PROBLEM:
What lines of the data below hold the string "selection"? Copy each one out.

EXTRACTED INFORMATION:
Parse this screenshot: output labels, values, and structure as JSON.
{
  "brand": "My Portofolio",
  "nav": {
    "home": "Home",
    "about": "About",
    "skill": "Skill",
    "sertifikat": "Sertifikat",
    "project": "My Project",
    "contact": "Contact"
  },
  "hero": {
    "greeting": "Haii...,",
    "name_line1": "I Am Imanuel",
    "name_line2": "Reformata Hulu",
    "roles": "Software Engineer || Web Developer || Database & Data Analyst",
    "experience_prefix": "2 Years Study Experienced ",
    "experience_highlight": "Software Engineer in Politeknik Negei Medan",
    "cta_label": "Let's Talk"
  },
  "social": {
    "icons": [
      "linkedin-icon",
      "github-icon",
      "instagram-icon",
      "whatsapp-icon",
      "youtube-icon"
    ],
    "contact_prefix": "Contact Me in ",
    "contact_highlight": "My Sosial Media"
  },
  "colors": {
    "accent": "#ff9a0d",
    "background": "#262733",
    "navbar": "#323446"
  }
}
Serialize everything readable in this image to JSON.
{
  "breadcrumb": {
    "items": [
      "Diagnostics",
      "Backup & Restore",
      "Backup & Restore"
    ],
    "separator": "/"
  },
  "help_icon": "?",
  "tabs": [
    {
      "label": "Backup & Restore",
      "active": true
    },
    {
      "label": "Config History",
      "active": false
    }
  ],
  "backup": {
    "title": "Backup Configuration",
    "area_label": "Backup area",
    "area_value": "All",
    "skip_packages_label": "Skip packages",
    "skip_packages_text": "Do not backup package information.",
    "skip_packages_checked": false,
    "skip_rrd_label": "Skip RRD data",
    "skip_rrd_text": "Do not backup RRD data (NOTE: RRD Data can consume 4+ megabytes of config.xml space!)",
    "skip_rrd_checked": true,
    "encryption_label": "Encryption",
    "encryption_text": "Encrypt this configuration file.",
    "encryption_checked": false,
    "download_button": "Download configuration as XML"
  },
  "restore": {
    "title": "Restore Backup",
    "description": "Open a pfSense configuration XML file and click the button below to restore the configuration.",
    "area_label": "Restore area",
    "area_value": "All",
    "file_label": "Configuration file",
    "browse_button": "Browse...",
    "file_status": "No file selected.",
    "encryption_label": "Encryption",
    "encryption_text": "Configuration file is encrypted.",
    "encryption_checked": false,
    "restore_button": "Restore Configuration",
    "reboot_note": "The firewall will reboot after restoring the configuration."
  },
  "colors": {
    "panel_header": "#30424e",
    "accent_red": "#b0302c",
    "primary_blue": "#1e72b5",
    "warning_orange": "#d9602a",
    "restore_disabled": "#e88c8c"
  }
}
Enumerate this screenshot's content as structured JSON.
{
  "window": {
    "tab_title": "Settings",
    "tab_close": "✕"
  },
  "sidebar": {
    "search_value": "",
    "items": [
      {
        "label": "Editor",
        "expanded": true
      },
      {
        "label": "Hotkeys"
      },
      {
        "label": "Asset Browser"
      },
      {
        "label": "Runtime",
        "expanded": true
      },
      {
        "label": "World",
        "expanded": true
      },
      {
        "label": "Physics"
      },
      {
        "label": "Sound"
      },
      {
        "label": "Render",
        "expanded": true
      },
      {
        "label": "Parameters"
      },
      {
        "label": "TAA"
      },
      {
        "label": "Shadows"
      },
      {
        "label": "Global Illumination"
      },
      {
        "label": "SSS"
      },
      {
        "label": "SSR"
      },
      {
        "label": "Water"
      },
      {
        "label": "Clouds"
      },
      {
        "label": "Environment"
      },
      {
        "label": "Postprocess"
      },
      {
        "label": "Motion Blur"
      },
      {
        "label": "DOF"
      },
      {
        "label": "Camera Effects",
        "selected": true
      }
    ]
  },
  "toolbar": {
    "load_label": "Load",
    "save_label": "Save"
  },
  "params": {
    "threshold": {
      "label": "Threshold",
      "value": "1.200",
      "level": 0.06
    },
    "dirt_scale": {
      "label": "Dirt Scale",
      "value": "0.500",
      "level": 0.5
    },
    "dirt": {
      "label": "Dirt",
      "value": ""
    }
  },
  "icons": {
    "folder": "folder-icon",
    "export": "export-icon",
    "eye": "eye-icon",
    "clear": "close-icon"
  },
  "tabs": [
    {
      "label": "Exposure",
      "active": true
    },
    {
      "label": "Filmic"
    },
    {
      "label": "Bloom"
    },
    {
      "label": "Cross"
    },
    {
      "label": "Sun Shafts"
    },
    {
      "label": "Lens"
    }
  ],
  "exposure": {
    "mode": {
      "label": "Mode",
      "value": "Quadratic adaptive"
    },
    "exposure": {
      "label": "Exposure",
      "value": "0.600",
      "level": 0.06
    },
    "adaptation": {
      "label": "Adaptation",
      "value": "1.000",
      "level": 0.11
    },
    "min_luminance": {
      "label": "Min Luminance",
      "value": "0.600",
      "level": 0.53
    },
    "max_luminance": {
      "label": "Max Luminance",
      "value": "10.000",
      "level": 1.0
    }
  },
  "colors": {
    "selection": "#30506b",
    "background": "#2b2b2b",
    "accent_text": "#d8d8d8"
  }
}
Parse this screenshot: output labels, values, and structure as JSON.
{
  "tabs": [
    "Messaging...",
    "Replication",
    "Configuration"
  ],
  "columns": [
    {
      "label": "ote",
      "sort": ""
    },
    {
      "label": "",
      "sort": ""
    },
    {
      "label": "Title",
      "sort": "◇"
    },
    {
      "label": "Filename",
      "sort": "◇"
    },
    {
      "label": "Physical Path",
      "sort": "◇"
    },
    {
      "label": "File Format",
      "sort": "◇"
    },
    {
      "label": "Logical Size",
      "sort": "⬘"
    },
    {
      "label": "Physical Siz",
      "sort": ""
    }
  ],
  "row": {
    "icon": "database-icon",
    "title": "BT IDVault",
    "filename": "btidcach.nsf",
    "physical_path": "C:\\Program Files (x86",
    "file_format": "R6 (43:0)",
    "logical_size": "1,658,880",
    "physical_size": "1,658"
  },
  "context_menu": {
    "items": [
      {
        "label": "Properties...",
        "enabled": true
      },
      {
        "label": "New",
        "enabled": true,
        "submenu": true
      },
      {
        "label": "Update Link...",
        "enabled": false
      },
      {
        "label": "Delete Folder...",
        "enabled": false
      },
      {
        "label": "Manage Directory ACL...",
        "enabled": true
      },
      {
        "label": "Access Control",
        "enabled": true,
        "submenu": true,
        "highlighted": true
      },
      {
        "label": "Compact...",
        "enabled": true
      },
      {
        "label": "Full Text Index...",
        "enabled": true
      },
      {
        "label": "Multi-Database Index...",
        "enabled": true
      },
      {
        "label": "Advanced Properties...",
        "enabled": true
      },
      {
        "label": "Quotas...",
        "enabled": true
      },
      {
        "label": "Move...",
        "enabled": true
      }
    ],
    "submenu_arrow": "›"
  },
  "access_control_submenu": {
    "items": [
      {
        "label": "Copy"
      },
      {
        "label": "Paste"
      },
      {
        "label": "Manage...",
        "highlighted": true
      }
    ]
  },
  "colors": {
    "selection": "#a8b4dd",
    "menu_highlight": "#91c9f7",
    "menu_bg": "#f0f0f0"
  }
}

TASK SOLUTION:
    "selection": "#30506b",
    "selection": "#a8b4dd",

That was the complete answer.